The hon. Gentleman made exactly the same recommendation in favour of a consolidated planning Act in the Standing Committee, and at the time I said, as I expect he recalls, that I wholeheartedly agreed with him—so long as I was not the planning Minister who had to take it through.

This has been a good and amiable debate, which has gone to the heart of the Government's new planning framework. I assure the House that I have listened carefully to all the arguments that have been made, although I do not suppose that I shall be able to respond wholeheartedly to them all. As usual, the debate has been sustained by what I have come to describe as the planning Bill repertory company—in which I can now include my hon. Friend David Wright, who has sat through two days of our proceedings on the Floor of the House. There was also a fleeting but welcome appearance by Mr. Francois, and we have listened to an interesting contribution by a distinguished former Secretary of State for the Environment, Mr. Gummer. I assure him that I listened to him as carefully as I avidly read his column in Estates Gazette, and as avidly as I visit his delightful constituency, which contains the nation's premier serious music venue.

I am grateful to Matthew Green for his growing enthusiasm for our local development framework. He was absolutely right to attach such importance to the statement of community involvement and its implications. I fully acknowledge that he invented the filing cabinet metaphor. He will remember that as I am a somewhat old-fashioned chap myself, my metaphor of preference was the concertina file—but the filing cabinet image seems to have taken hold.

Sir Sydney Chapman will have to forgive me if I do not follow them down the path of talking about the role of county councils now. It goes without saying that that matter has been well ventilated already in our proceedings, and I am reasonably confident that it will be reverted to elsewhere.

I shall focus on the new clauses tabled by Mr. Clifton-Brown. He promised that he would return to the subject of how local planning should work and how we should legislate for it, and as always, he has been as good as his word—or perhaps I should say twice as good, because we have not one but two new clauses to look at, and they are not even the same.

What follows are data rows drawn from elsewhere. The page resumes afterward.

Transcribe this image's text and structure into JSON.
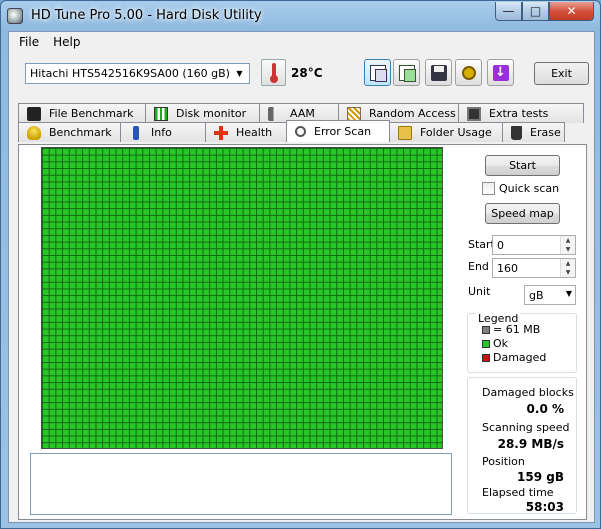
{
  "window": {
    "title": "HD Tune Pro 5.00 - Hard Disk Utility"
  },
  "menu": {
    "file": "File",
    "help": "Help"
  },
  "toolbar": {
    "drive": "Hitachi HTS542516K9SA00 (160 gB)",
    "temperature": "28°C",
    "exit_label": "Exit"
  },
  "tabs_top": [
    "File Benchmark",
    "Disk monitor",
    "AAM",
    "Random Access",
    "Extra tests"
  ],
  "tabs_bottom": [
    "Benchmark",
    "Info",
    "Health",
    "Error Scan",
    "Folder Usage",
    "Erase"
  ],
  "active_tab": "Error Scan",
  "scan": {
    "start_label": "Start",
    "quick_scan_label": "Quick scan",
    "quick_scan_checked": false,
    "speed_map_label": "Speed map",
    "start_field_label": "Start",
    "start_value": "0",
    "end_field_label": "End",
    "end_value": "160",
    "unit_label": "Unit",
    "unit_value": "gB"
  },
  "legend": {
    "title": "Legend",
    "block": "= 61 MB",
    "ok": "Ok",
    "damaged": "Damaged",
    "colors": {
      "block": "#808080",
      "ok": "#27c727",
      "damaged": "#d01010"
    }
  },
  "stats": {
    "damaged_blocks_label": "Damaged blocks",
    "damaged_blocks_value": "0.0 %",
    "scanning_speed_label": "Scanning speed",
    "scanning_speed_value": "28.9 MB/s",
    "position_label": "Position",
    "position_value": "159 gB",
    "elapsed_label": "Elapsed time",
    "elapsed_value": "58:03"
  }
}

The hon. Gentleman starts from the view that the system that we are putting in place is too complicated. Secondly, he believes that attempting to cover local planning arrangements in a single clause, however long, will make the system better and easier to understand. Thirdly, he believes that the arrangements in his new clauses—or at least, those in one of them—would lead to a better local planning system than would part 2 of the Bill. I have to reveal to him that I disagree on all three counts.

It is the Government's contention that our new arrangements, although precise, are not complicated. The hon. Member for Chipping Barnet was right to say that we believe that they will deliver simpler, clearer local planning that is faster and more flexible, and with which the community can more easily become involved.

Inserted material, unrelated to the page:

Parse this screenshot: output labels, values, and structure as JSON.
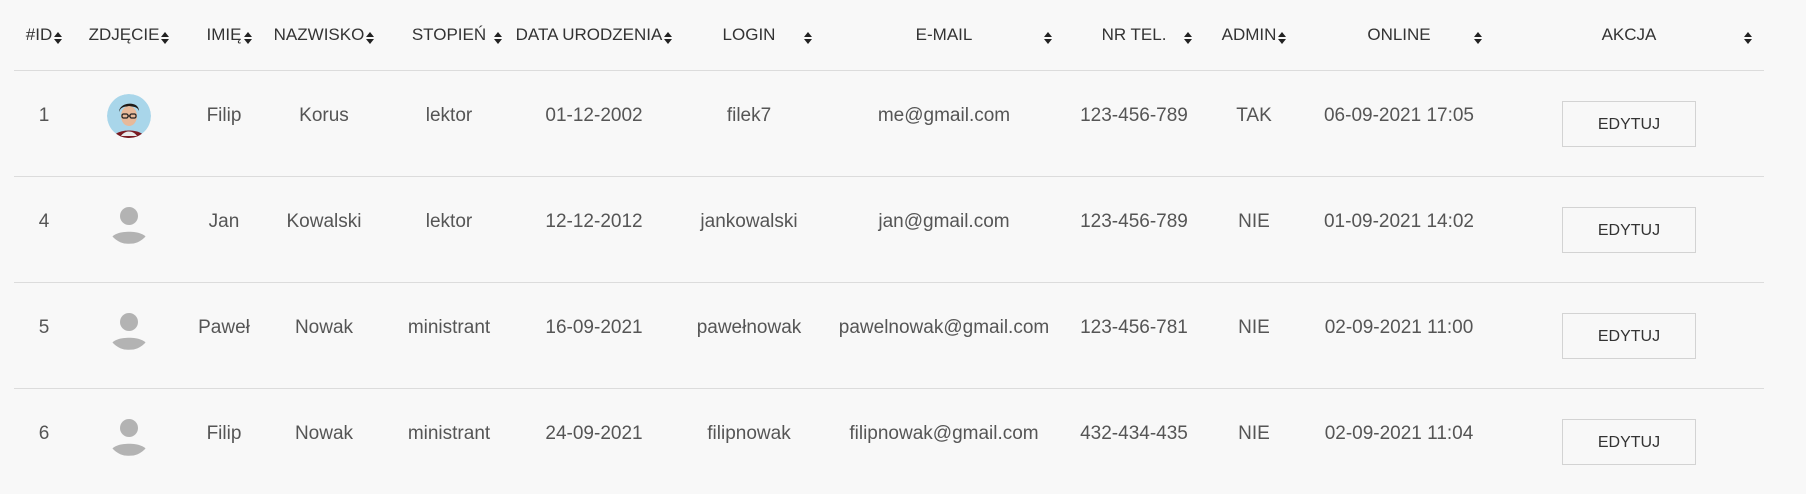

Describing the component parts of the system in sufficient detail means that people can be certain how it operates. Each element of our new system is there for a reason—to address the problems in the present system and to contribute to the goals of our planning reforms. The proposals of the hon. Member for Cotswold not only fail to address some of those problems, but would create some entirely new problems.

Our proposals are perfectly straightforward. Each authority must have a core strategy, covering 10 or more years. There will be a proposals map, showing which land is to be developed and which is to be conserved. Authorities may choose to have one or more area action plans showing in more detail what will happen in areas where there will be a lot of change, or in areas that will be kept as they are.

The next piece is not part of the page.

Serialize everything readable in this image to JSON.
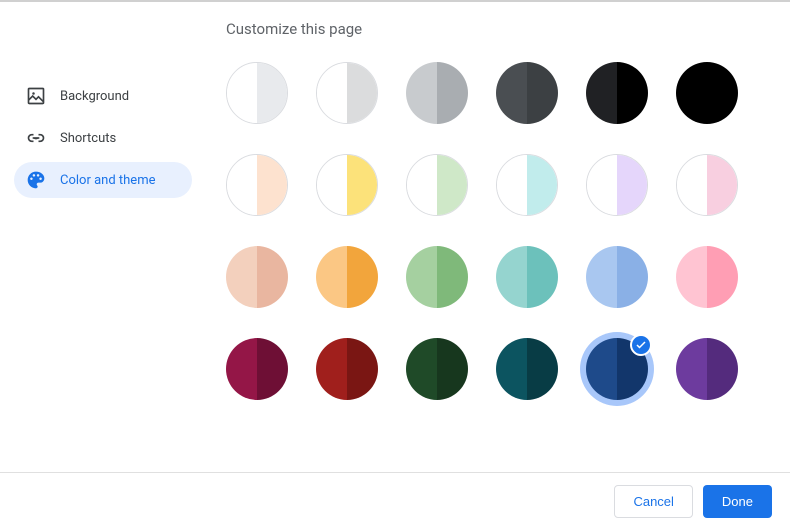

Those documents will be subject to independent examination. They will be known as development plan documents and, with the regional spatial strategy for the area, will form the development plan. What could be simpler than that?